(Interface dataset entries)
□ □ □ □ □ □ □

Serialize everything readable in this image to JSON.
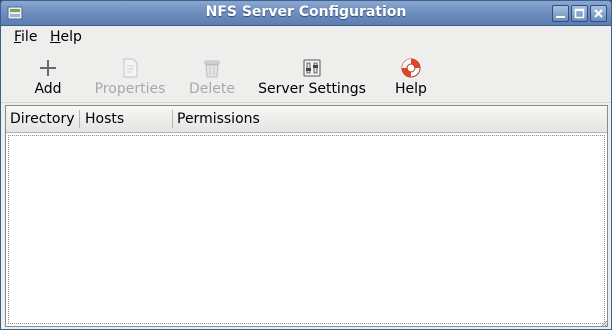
{
  "window": {
    "title": "NFS Server Configuration"
  },
  "menu": [
    {
      "mnemonic": "F",
      "rest": "ile"
    },
    {
      "mnemonic": "H",
      "rest": "elp"
    }
  ],
  "toolbar": {
    "add": {
      "label": "Add",
      "enabled": true,
      "icon": "plus-icon"
    },
    "properties": {
      "label": "Properties",
      "enabled": false,
      "icon": "properties-icon"
    },
    "delete": {
      "label": "Delete",
      "enabled": false,
      "icon": "trash-icon"
    },
    "server_settings": {
      "label": "Server Settings",
      "enabled": true,
      "icon": "settings-icon"
    },
    "help": {
      "label": "Help",
      "enabled": true,
      "icon": "lifebuoy-icon"
    }
  },
  "table": {
    "columns": [
      "Directory",
      "Hosts",
      "Permissions"
    ],
    "rows": []
  },
  "colors": {
    "titlebar": "#6f8fbf",
    "window_bg": "#eeeeec",
    "disabled_text": "#a8a8a8"
  }
}
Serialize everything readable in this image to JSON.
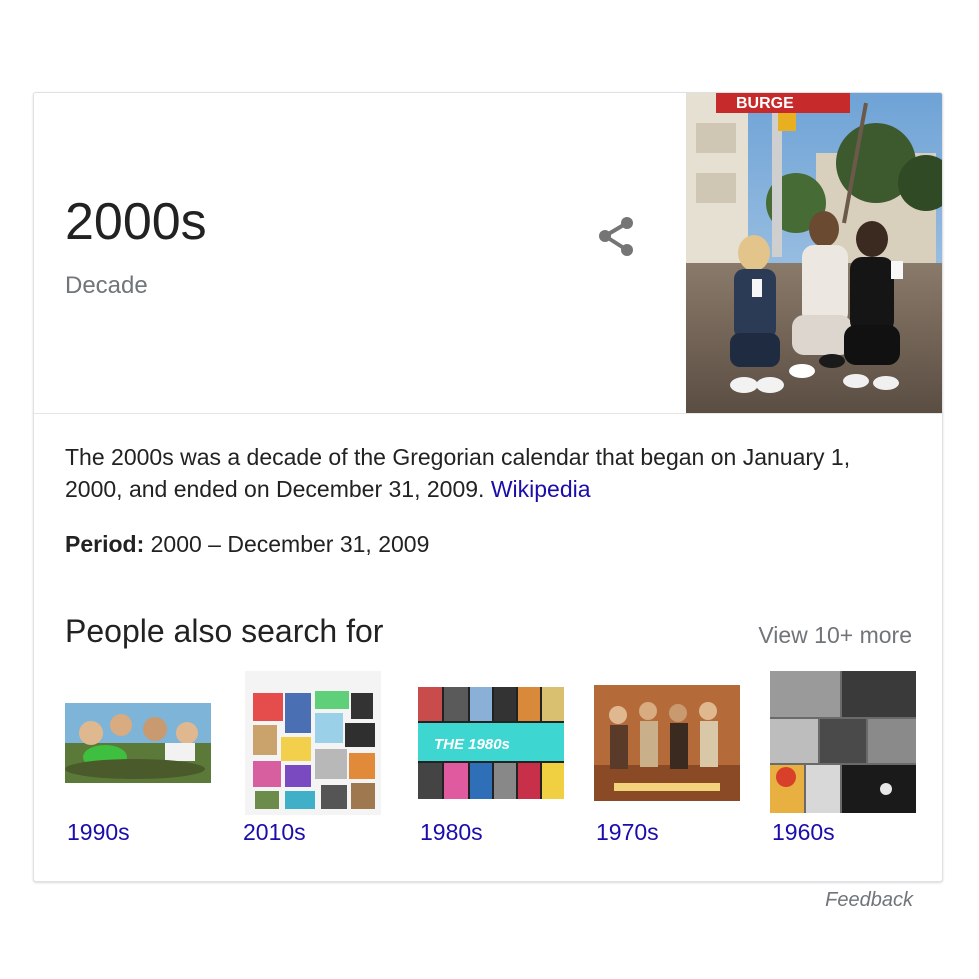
{
  "entity": {
    "title": "2000s",
    "subtitle": "Decade"
  },
  "share": {
    "icon": "share-icon"
  },
  "hero_image": {
    "sign_text": "BURGE"
  },
  "description": {
    "text": "The 2000s was a decade of the Gregorian calendar that began on January 1, 2000, and ended on December 31, 2009.",
    "source_label": "Wikipedia"
  },
  "facts": {
    "period_label": "Period:",
    "period_value": "2000 – December 31, 2009"
  },
  "people_also_search": {
    "title": "People also search for",
    "view_more": "View 10+ more",
    "items": [
      {
        "label": "1990s"
      },
      {
        "label": "2010s"
      },
      {
        "label": "1980s",
        "image_text": "THE 1980s"
      },
      {
        "label": "1970s"
      },
      {
        "label": "1960s"
      }
    ]
  },
  "feedback": "Feedback",
  "colors": {
    "link": "#1a0dab",
    "text": "#222222",
    "muted": "#70757a",
    "border": "#dfe1e5"
  }
}
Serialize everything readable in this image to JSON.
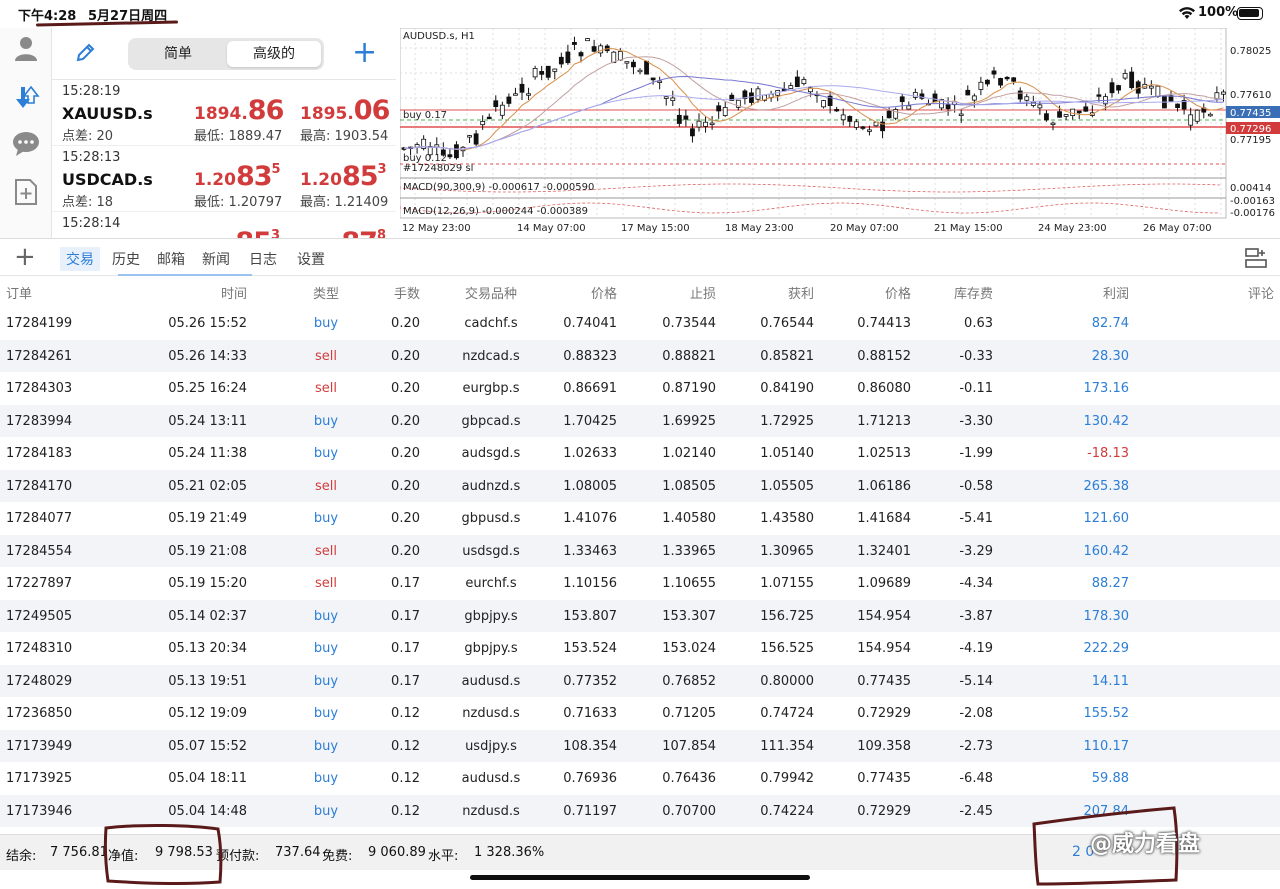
{
  "status": {
    "time": "下午4:28",
    "date": "5月27日周四",
    "battery": "100%"
  },
  "quotes_panel": {
    "segments": [
      "简单",
      "高级的"
    ],
    "active_segment": 1,
    "rows": [
      {
        "time": "15:28:19",
        "symbol": "XAUUSD.s",
        "spread": "点差: 20",
        "bid_pre": "1894.",
        "bid_big": "86",
        "bid_sup": "",
        "ask_pre": "1895.",
        "ask_big": "06",
        "ask_sup": "",
        "low": "最低: 1889.47",
        "high": "最高: 1903.54"
      },
      {
        "time": "15:28:13",
        "symbol": "USDCAD.s",
        "spread": "点差: 18",
        "bid_pre": "1.20",
        "bid_big": "83",
        "bid_sup": "5",
        "ask_pre": "1.20",
        "ask_big": "85",
        "ask_sup": "3",
        "low": "最低: 1.20797",
        "high": "最高: 1.21409"
      },
      {
        "time": "15:28:14",
        "symbol": "",
        "spread": "",
        "bid_pre": "",
        "bid_big": "85",
        "bid_sup": "3",
        "ask_pre": "",
        "ask_big": "87",
        "ask_sup": "8",
        "low": "",
        "high": ""
      }
    ]
  },
  "chart": {
    "symbol": "AUDUSD.s, H1",
    "price_labels": [
      "0.78025",
      "0.77610",
      "0.77435",
      "0.77296",
      "0.77195"
    ],
    "indicator_labels": [
      "0.00414",
      "-0.00163",
      "-0.00176"
    ],
    "time_labels": [
      "12 May 23:00",
      "14 May 07:00",
      "17 May 15:00",
      "18 May 23:00",
      "20 May 07:00",
      "21 May 15:00",
      "24 May 23:00",
      "26 May 07:00"
    ],
    "order_labels": [
      "buy 0.17",
      "buy 0.12",
      "#17248029 sl"
    ],
    "macd1": "MACD(90,300,9) -0.000617 -0.000590",
    "macd2": "MACD(12,26,9) -0.000244 -0.000389"
  },
  "tabs": [
    "交易",
    "历史",
    "邮箱",
    "新闻",
    "日志",
    "设置"
  ],
  "active_tab": 0,
  "table": {
    "headers": [
      "订单",
      "时间",
      "类型",
      "手数",
      "交易品种",
      "价格",
      "止损",
      "获利",
      "价格",
      "库存费",
      "利润",
      "评论"
    ],
    "rows": [
      [
        "17284199",
        "05.26 15:52",
        "buy",
        "0.20",
        "cadchf.s",
        "0.74041",
        "0.73544",
        "0.76544",
        "0.74413",
        "0.63",
        "82.74"
      ],
      [
        "17284261",
        "05.26 14:33",
        "sell",
        "0.20",
        "nzdcad.s",
        "0.88323",
        "0.88821",
        "0.85821",
        "0.88152",
        "-0.33",
        "28.30"
      ],
      [
        "17284303",
        "05.25 16:24",
        "sell",
        "0.20",
        "eurgbp.s",
        "0.86691",
        "0.87190",
        "0.84190",
        "0.86080",
        "-0.11",
        "173.16"
      ],
      [
        "17283994",
        "05.24 13:11",
        "buy",
        "0.20",
        "gbpcad.s",
        "1.70425",
        "1.69925",
        "1.72925",
        "1.71213",
        "-3.30",
        "130.42"
      ],
      [
        "17284183",
        "05.24 11:38",
        "buy",
        "0.20",
        "audsgd.s",
        "1.02633",
        "1.02140",
        "1.05140",
        "1.02513",
        "-1.99",
        "-18.13"
      ],
      [
        "17284170",
        "05.21 02:05",
        "sell",
        "0.20",
        "audnzd.s",
        "1.08005",
        "1.08505",
        "1.05505",
        "1.06186",
        "-0.58",
        "265.38"
      ],
      [
        "17284077",
        "05.19 21:49",
        "buy",
        "0.20",
        "gbpusd.s",
        "1.41076",
        "1.40580",
        "1.43580",
        "1.41684",
        "-5.41",
        "121.60"
      ],
      [
        "17284554",
        "05.19 21:08",
        "sell",
        "0.20",
        "usdsgd.s",
        "1.33463",
        "1.33965",
        "1.30965",
        "1.32401",
        "-3.29",
        "160.42"
      ],
      [
        "17227897",
        "05.19 15:20",
        "sell",
        "0.17",
        "eurchf.s",
        "1.10156",
        "1.10655",
        "1.07155",
        "1.09689",
        "-4.34",
        "88.27"
      ],
      [
        "17249505",
        "05.14 02:37",
        "buy",
        "0.17",
        "gbpjpy.s",
        "153.807",
        "153.307",
        "156.725",
        "154.954",
        "-3.87",
        "178.30"
      ],
      [
        "17248310",
        "05.13 20:34",
        "buy",
        "0.17",
        "gbpjpy.s",
        "153.524",
        "153.024",
        "156.525",
        "154.954",
        "-4.19",
        "222.29"
      ],
      [
        "17248029",
        "05.13 19:51",
        "buy",
        "0.17",
        "audusd.s",
        "0.77352",
        "0.76852",
        "0.80000",
        "0.77435",
        "-5.14",
        "14.11"
      ],
      [
        "17236850",
        "05.12 19:09",
        "buy",
        "0.12",
        "nzdusd.s",
        "0.71633",
        "0.71205",
        "0.74724",
        "0.72929",
        "-2.08",
        "155.52"
      ],
      [
        "17173949",
        "05.07 15:52",
        "buy",
        "0.12",
        "usdjpy.s",
        "108.354",
        "107.854",
        "111.354",
        "109.358",
        "-2.73",
        "110.17"
      ],
      [
        "17173925",
        "05.04 18:11",
        "buy",
        "0.12",
        "audusd.s",
        "0.76936",
        "0.76436",
        "0.79942",
        "0.77435",
        "-6.48",
        "59.88"
      ],
      [
        "17173946",
        "05.04 14:48",
        "buy",
        "0.12",
        "nzdusd.s",
        "0.71197",
        "0.70700",
        "0.74224",
        "0.72929",
        "-2.45",
        "207.84"
      ]
    ]
  },
  "footer": {
    "balance_label": "结余:",
    "balance": "7 756.81",
    "equity_label": "净值:",
    "equity": "9 798.53",
    "margin_label": "预付款:",
    "margin": "737.64",
    "free_label": "免费:",
    "free": "9 060.89",
    "level_label": "水平:",
    "level": "1 328.36%",
    "total_partial": "2 0",
    "watermark": "@威力看盘"
  },
  "colors": {
    "accent": "#2c7ed6",
    "sell": "#d23b3b",
    "annotation": "#5a1a1a"
  }
}
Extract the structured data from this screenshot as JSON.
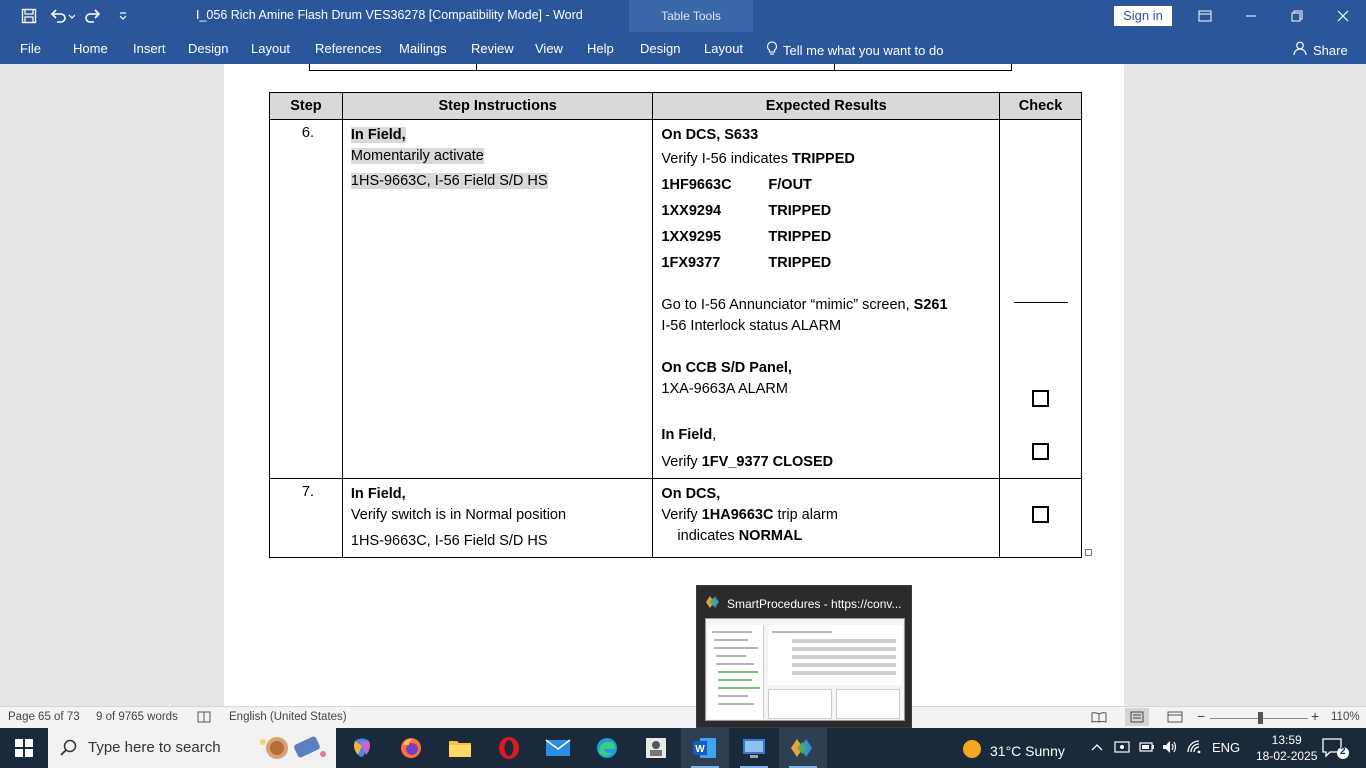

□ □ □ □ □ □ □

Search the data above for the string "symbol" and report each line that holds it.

        "symbol": "XAUUSD.s",
        "symbol": "USDCAD.s",
        "symbol": "",
    "symbol": "AUDUSD.s, H1",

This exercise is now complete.